That scallop with the dollop of white sesame paste… oh my! It was soooo tasty. The sesame paste was punchy, nutty and intense which surprisingly complemented the fresh juicy scallop particularly well; it really brought out the ‘sea’ flavour. In comparison, the black sesame paste was a lot more subtle but still delicious. I did find that the consomme jelly was a little bit too salty for my taste buds, but with scallops like that, it didn’t bother me too much.
Blue fin tuna, king fish, salmon mix sushi
Ooh lah la… this was bombtastic! Just look at how much fish was topped on that sushi. The fresh fish pieces were mixed in a bit of creamy kewpie mayo, which was then slightly torched at the very end. Notice the subtle charred spots? Aburi sushi lovers would love this combo.
Smoked eel and cream cheese sushi
Another crowd pleaser sushi with fragrant smoked eel and cream cheese to temper down the bold flavour. Thumbs up for the extra crunch on the outside too.
Lobster gratin; $55.00
Our table was then treated to a seared lobster topped with white miso cream sauce, cheese and Japanese crumb. I’d say it’d be a nice meal for a cold night but with summer now here, I thought it was a bit heavy for my taste buds with all that cream sauce and cheese – and you know how much I love my cheese!

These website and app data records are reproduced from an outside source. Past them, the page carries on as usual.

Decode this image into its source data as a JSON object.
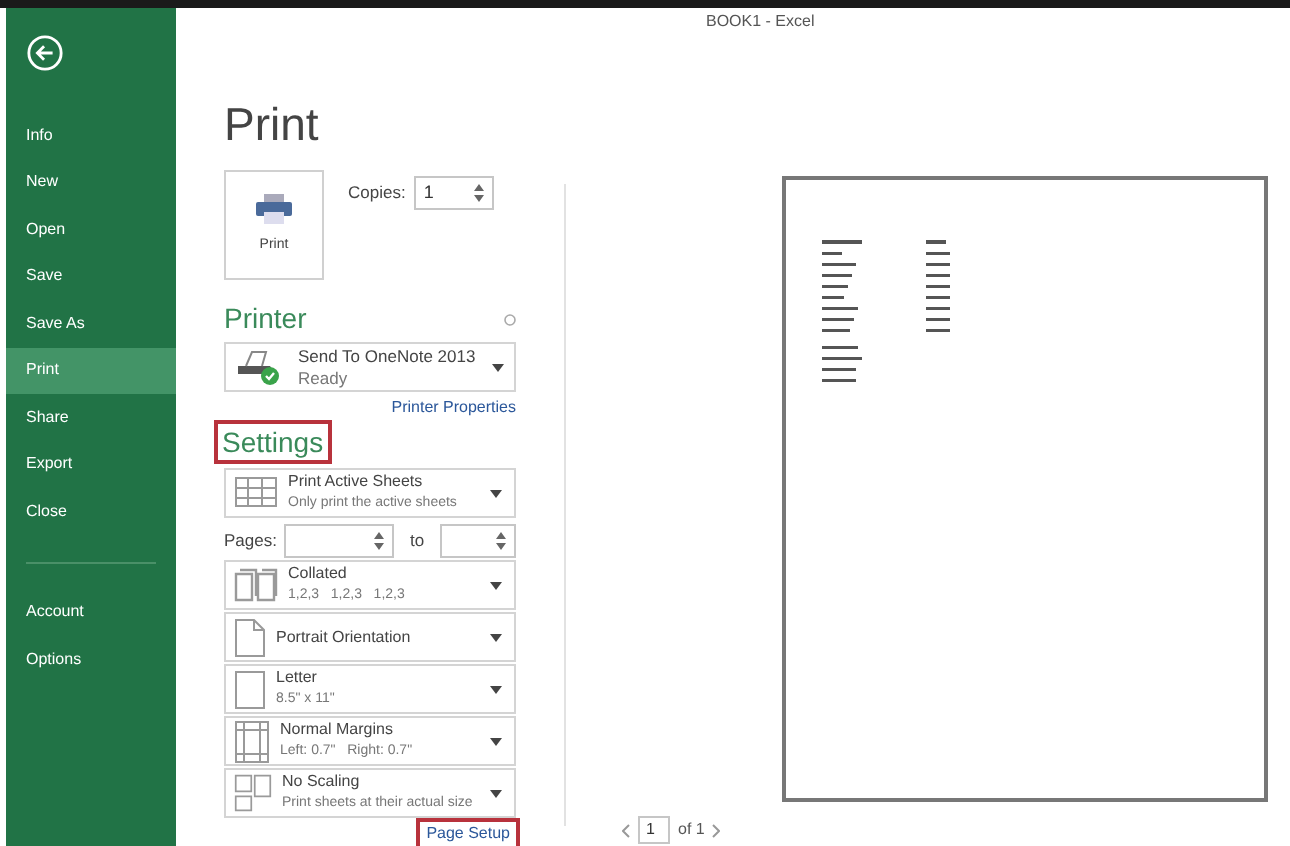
{
  "window": {
    "title": "BOOK1 - Excel"
  },
  "sidebar": {
    "items": [
      {
        "label": "Info",
        "selected": false
      },
      {
        "label": "New",
        "selected": false
      },
      {
        "label": "Open",
        "selected": false
      },
      {
        "label": "Save",
        "selected": false
      },
      {
        "label": "Save As",
        "selected": false
      },
      {
        "label": "Print",
        "selected": true
      },
      {
        "label": "Share",
        "selected": false
      },
      {
        "label": "Export",
        "selected": false
      },
      {
        "label": "Close",
        "selected": false
      }
    ],
    "footer_items": [
      {
        "label": "Account",
        "selected": false
      },
      {
        "label": "Options",
        "selected": false
      }
    ]
  },
  "heading": "Print",
  "print_button": {
    "label": "Print"
  },
  "copies": {
    "label": "Copies:",
    "value": "1"
  },
  "printer": {
    "heading": "Printer",
    "name": "Send To OneNote 2013",
    "status": "Ready",
    "link": "Printer Properties"
  },
  "settings": {
    "heading": "Settings",
    "highlighted": true,
    "options": [
      {
        "kind": "sheets",
        "title": "Print Active Sheets",
        "subtitle": "Only print the active sheets"
      },
      {
        "kind": "pages",
        "label": "Pages:",
        "to": "to"
      },
      {
        "kind": "collated",
        "title": "Collated",
        "subtitle": "1,2,3   1,2,3   1,2,3"
      },
      {
        "kind": "orientation",
        "title": "Portrait Orientation"
      },
      {
        "kind": "paper",
        "title": "Letter",
        "subtitle": "8.5\" x 11\""
      },
      {
        "kind": "margins",
        "title": "Normal Margins",
        "subtitle": "Left: 0.7\"   Right: 0.7\""
      },
      {
        "kind": "scaling",
        "title": "No Scaling",
        "subtitle": "Print sheets at their actual size"
      }
    ],
    "page_setup": {
      "label": "Page Setup",
      "highlighted": true
    }
  },
  "pager": {
    "value": "1",
    "total": "of 1"
  }
}
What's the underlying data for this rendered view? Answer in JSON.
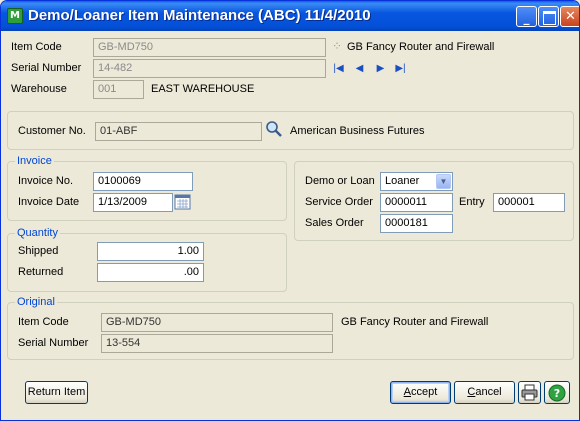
{
  "window": {
    "title": "Demo/Loaner Item Maintenance (ABC) 11/4/2010",
    "app_icon_text": "M"
  },
  "header": {
    "item_code_label": "Item Code",
    "item_code_value": "GB-MD750",
    "item_description": "GB Fancy Router and Firewall",
    "serial_number_label": "Serial Number",
    "serial_number_value": "14-482",
    "warehouse_label": "Warehouse",
    "warehouse_code": "001",
    "warehouse_name": "EAST WAREHOUSE"
  },
  "customer": {
    "label": "Customer No.",
    "value": "01-ABF",
    "name": "American Business Futures"
  },
  "invoice": {
    "group_label": "Invoice",
    "invoice_no_label": "Invoice No.",
    "invoice_no_value": "0100069",
    "invoice_date_label": "Invoice Date",
    "invoice_date_value": "1/13/2009"
  },
  "quantity": {
    "group_label": "Quantity",
    "shipped_label": "Shipped",
    "shipped_value": "1.00",
    "returned_label": "Returned",
    "returned_value": ".00"
  },
  "demo": {
    "demo_or_loan_label": "Demo or Loan",
    "demo_or_loan_value": "Loaner",
    "service_order_label": "Service Order",
    "service_order_value": "0000011",
    "entry_label": "Entry",
    "entry_value": "000001",
    "sales_order_label": "Sales Order",
    "sales_order_value": "0000181"
  },
  "original": {
    "group_label": "Original",
    "item_code_label": "Item Code",
    "item_code_value": "GB-MD750",
    "item_description": "GB Fancy Router and Firewall",
    "serial_number_label": "Serial Number",
    "serial_number_value": "13-554"
  },
  "buttons": {
    "return_item": "Return Item",
    "accept": "Accept",
    "cancel": "Cancel"
  },
  "icons": {
    "nav_first": "first-record-icon",
    "nav_prev": "previous-record-icon",
    "nav_next": "next-record-icon",
    "nav_last": "last-record-icon",
    "lookup": "magnifier-icon",
    "calendar": "calendar-icon",
    "print": "printer-icon",
    "help": "help-icon"
  }
}
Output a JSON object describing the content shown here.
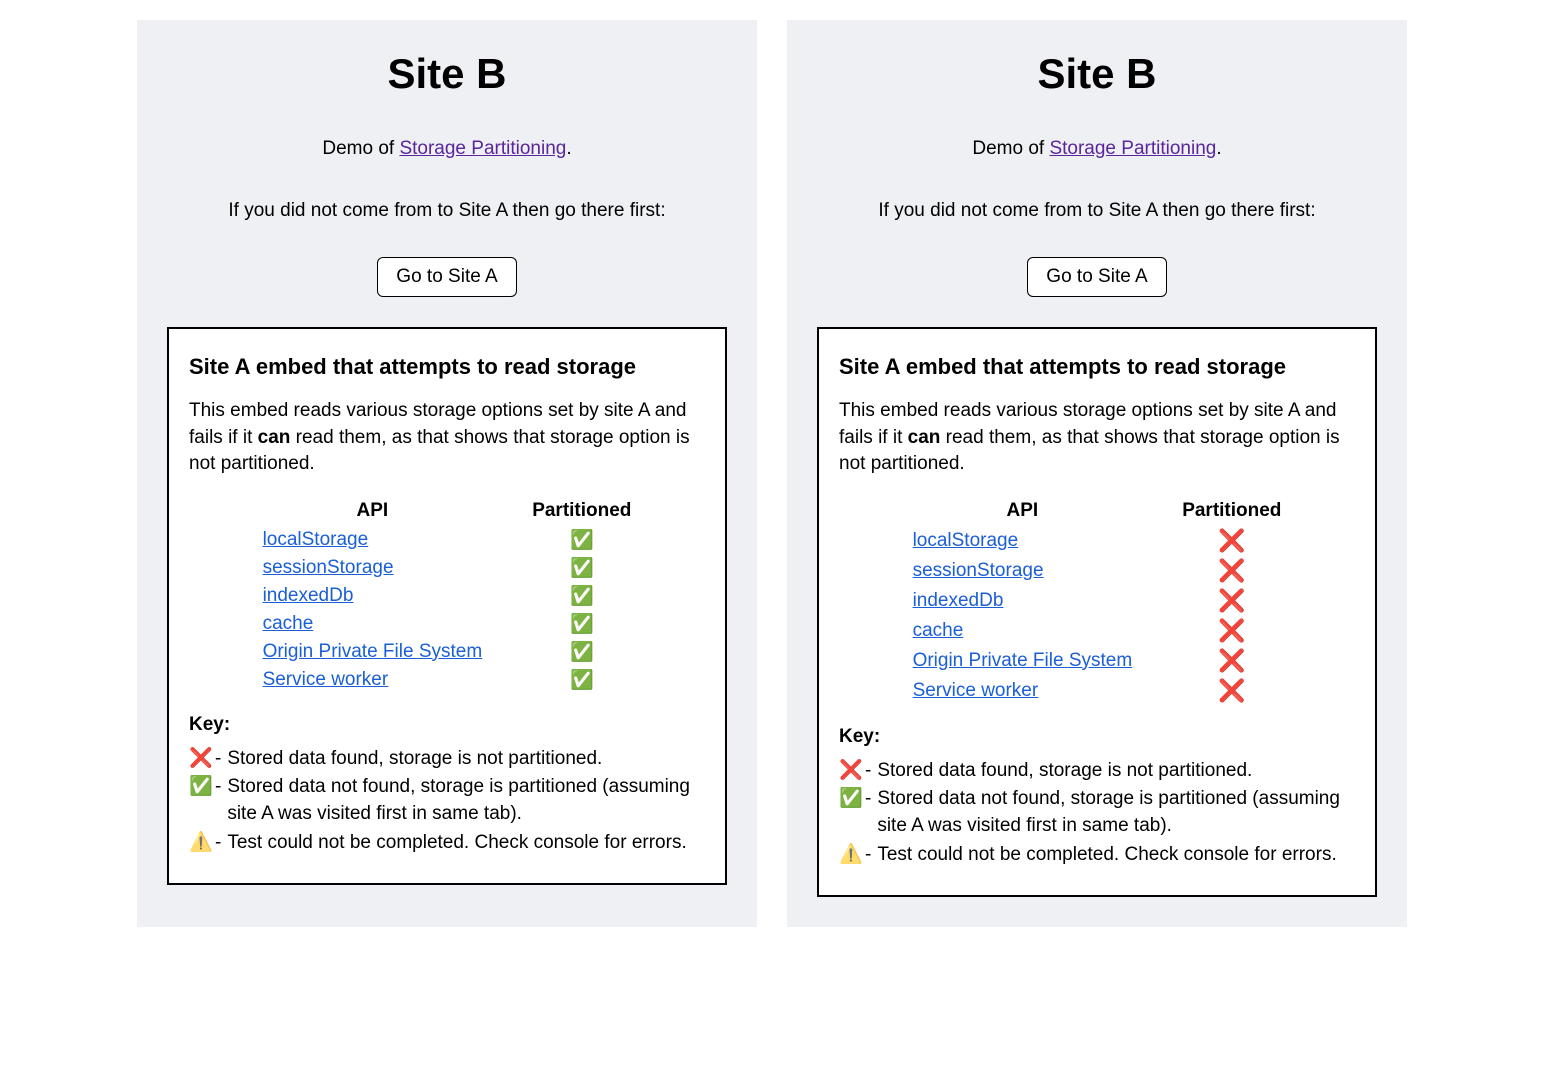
{
  "panels": [
    {
      "title": "Site B",
      "intro_prefix": "Demo of ",
      "intro_link": "Storage Partitioning",
      "intro_suffix": ".",
      "instruction": "If you did not come from to Site A then go there first:",
      "button_label": "Go to Site A",
      "embed": {
        "title": "Site A embed that attempts to read storage",
        "desc_part1": "This embed reads various storage options set by site A and fails if it ",
        "desc_strong": "can",
        "desc_part2": " read them, as that shows that storage option is not partitioned.",
        "table_header_api": "API",
        "table_header_status": "Partitioned",
        "rows": [
          {
            "label": "localStorage",
            "status": "pass"
          },
          {
            "label": "sessionStorage",
            "status": "pass"
          },
          {
            "label": "indexedDb",
            "status": "pass"
          },
          {
            "label": "cache",
            "status": "pass"
          },
          {
            "label": "Origin Private File System",
            "status": "pass"
          },
          {
            "label": "Service worker",
            "status": "pass"
          }
        ],
        "key_title": "Key:",
        "key_items": [
          {
            "icon": "x",
            "text": "Stored data found, storage is not partitioned."
          },
          {
            "icon": "check",
            "text": "Stored data not found, storage is partitioned (assuming site A was visited first in same tab)."
          },
          {
            "icon": "warn",
            "text": "Test could not be completed. Check console for errors."
          }
        ]
      }
    },
    {
      "title": "Site B",
      "intro_prefix": "Demo of ",
      "intro_link": "Storage Partitioning",
      "intro_suffix": ".",
      "instruction": "If you did not come from to Site A then go there first:",
      "button_label": "Go to Site A",
      "embed": {
        "title": "Site A embed that attempts to read storage",
        "desc_part1": "This embed reads various storage options set by site A and fails if it ",
        "desc_strong": "can",
        "desc_part2": " read them, as that shows that storage option is not partitioned.",
        "table_header_api": "API",
        "table_header_status": "Partitioned",
        "rows": [
          {
            "label": "localStorage",
            "status": "fail"
          },
          {
            "label": "sessionStorage",
            "status": "fail"
          },
          {
            "label": "indexedDb",
            "status": "fail"
          },
          {
            "label": "cache",
            "status": "fail"
          },
          {
            "label": "Origin Private File System",
            "status": "fail"
          },
          {
            "label": "Service worker",
            "status": "fail"
          }
        ],
        "key_title": "Key:",
        "key_items": [
          {
            "icon": "x",
            "text": "Stored data found, storage is not partitioned."
          },
          {
            "icon": "check",
            "text": "Stored data not found, storage is partitioned (assuming site A was visited first in same tab)."
          },
          {
            "icon": "warn",
            "text": "Test could not be completed. Check console for errors."
          }
        ]
      }
    }
  ],
  "icons": {
    "pass": "✅",
    "fail": "❌",
    "x": "❌",
    "check": "✅",
    "warn": "⚠️"
  }
}
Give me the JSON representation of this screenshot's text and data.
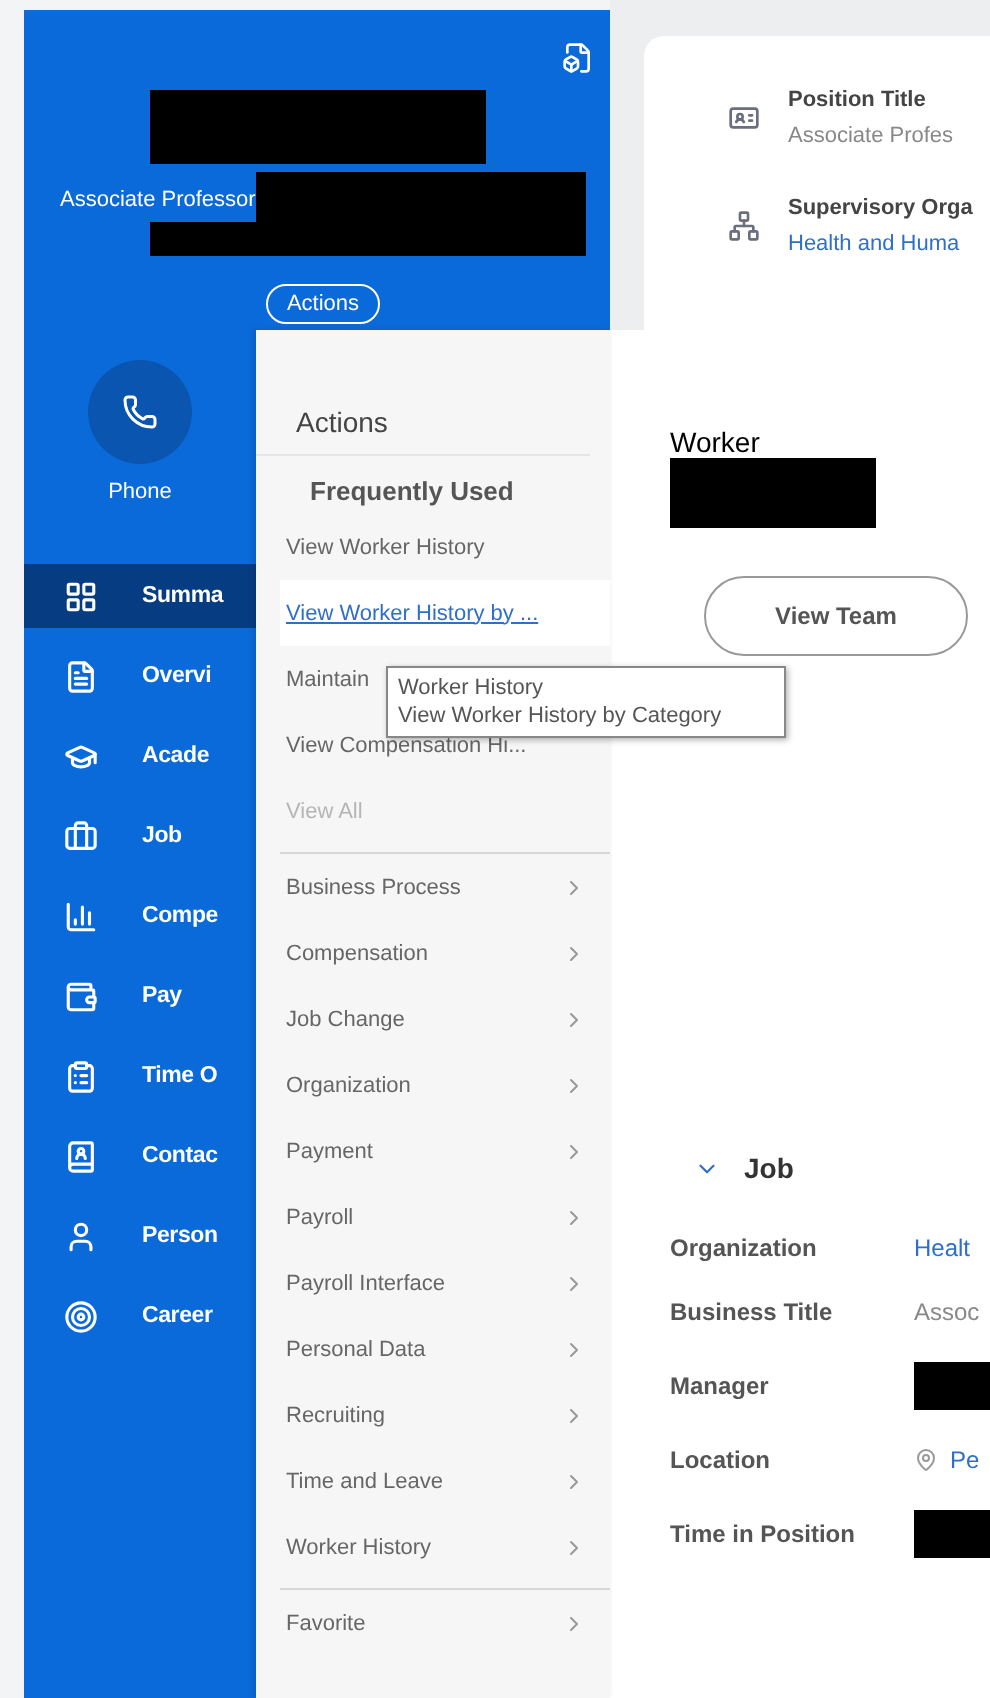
{
  "profile": {
    "subtitle": "Associate Professor",
    "actions_button": "Actions",
    "contact": {
      "label": "Phone"
    }
  },
  "nav": [
    {
      "label": "Summa",
      "selected": true
    },
    {
      "label": "Overvi",
      "selected": false
    },
    {
      "label": "Acade",
      "selected": false
    },
    {
      "label": "Job",
      "selected": false
    },
    {
      "label": "Compe",
      "selected": false
    },
    {
      "label": "Pay",
      "selected": false
    },
    {
      "label": "Time O",
      "selected": false
    },
    {
      "label": "Contac",
      "selected": false
    },
    {
      "label": "Person",
      "selected": false
    },
    {
      "label": "Career",
      "selected": false
    }
  ],
  "actions_menu": {
    "title": "Actions",
    "sections": [
      {
        "heading": "Frequently Used",
        "items": [
          {
            "label": "View Worker History",
            "kind": "action",
            "highlighted": false,
            "disabled": false
          },
          {
            "label": "View Worker History by ...",
            "kind": "action",
            "highlighted": true,
            "disabled": false
          },
          {
            "label": "Maintain",
            "kind": "action",
            "highlighted": false,
            "disabled": false
          },
          {
            "label": "View Compensation Hi...",
            "kind": "action",
            "highlighted": false,
            "disabled": false
          },
          {
            "label": "View All",
            "kind": "action",
            "highlighted": false,
            "disabled": true
          }
        ]
      },
      {
        "items": [
          {
            "label": "Business Process",
            "kind": "submenu"
          },
          {
            "label": "Compensation",
            "kind": "submenu"
          },
          {
            "label": "Job Change",
            "kind": "submenu"
          },
          {
            "label": "Organization",
            "kind": "submenu"
          },
          {
            "label": "Payment",
            "kind": "submenu"
          },
          {
            "label": "Payroll",
            "kind": "submenu"
          },
          {
            "label": "Payroll Interface",
            "kind": "submenu"
          },
          {
            "label": "Personal Data",
            "kind": "submenu"
          },
          {
            "label": "Recruiting",
            "kind": "submenu"
          },
          {
            "label": "Time and Leave",
            "kind": "submenu"
          },
          {
            "label": "Worker History",
            "kind": "submenu"
          }
        ]
      },
      {
        "items": [
          {
            "label": "Favorite",
            "kind": "submenu"
          }
        ]
      }
    ]
  },
  "tooltip": {
    "lines": [
      "Worker History",
      "View Worker History by Category"
    ]
  },
  "summary_card": [
    {
      "label": "Position Title",
      "value": "Associate Profes",
      "kind": "text"
    },
    {
      "label": "Supervisory Orga",
      "value": "Health and Huma",
      "kind": "link"
    }
  ],
  "worker": {
    "label": "Worker",
    "view_team_button": "View Team"
  },
  "job_section": {
    "title": "Job",
    "expanded": true,
    "fields": [
      {
        "label": "Organization",
        "value": "Healt",
        "kind": "link"
      },
      {
        "label": "Business Title",
        "value": "Assoc",
        "kind": "text"
      },
      {
        "label": "Manager",
        "kind": "redacted"
      },
      {
        "label": "Location",
        "value": "Pe",
        "kind": "location"
      },
      {
        "label": "Time in Position",
        "kind": "redacted"
      }
    ]
  }
}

Black Angus beef fillet; $39.00
Last but not least, a roasted beef fillet with potato mash, seasonal vegetables, carrot purée and miso hollandaise sauce. I’ve got to say, the Ginza Miyako kitchen really knows how to cook a steak perfectly. This one was perfect, cooked medium rare. The meat was incredibly tender, juicy, succulent and well seasoned. I mean… has anyone been too afraid to order steaks at some establishments only because you’re concerned that they won’t get it right cause you’ve been burned so many times already? Steaks are something I usually avoid at restaurants/cafes as I’ve had too many ‘not good’ ones in the past, and as a result, I only have a select few go-to establishments when I’m wanting that steak fix.
Matcha green tea pudding
For dessert, a matcha pudding with yuzu white chocolate macarons were served. The cold pudding was delightful and had a strong green tea flavour but I found the macarons to be ‘crusty’ and were a bit hard to bite into. I really enjoyed the flavour combination of yuzu (citrus) and white chocolate though as the citrus notes balanced well with the sweetness of the macaron.
Ginza Miyako is one of a few restaurants in Adelaide marrying traditional Japanese and French flavours. My last experience with Japanese/French fusion cuisine was at Tetsuya’s earlier in the year – that was one memorable and epic meal! – so it’s pretty exciting to see it creep up within the Adelaide dining scene and at an affordable price too. If you love your Japanese food, it’s worth checking out Ginza Miyako whether it be for lunch or dinner. They also offer free parking at the 24 hour Wilson Car Park at 30 Hindley Street (you just have to present the ticket to staff for validation), so there’s no excuse not to check it out really.
PS. they’re also starting a ‘sake night’ on Friday and Saturdays offering bar food and sake from 10.30pm. It might be something worth checking out for a late night catch up. 😉
[dbites was invited as guests to Ginza Miyako]
Ginza Miyako Japanese Restaurant
Level 1 Stamford Plaza Hotel
150 North Terrace
Adelaide SA 5000
P 08 8221 6147
Mon-Fri 12pm–2.30pm, 5.30pm–10pm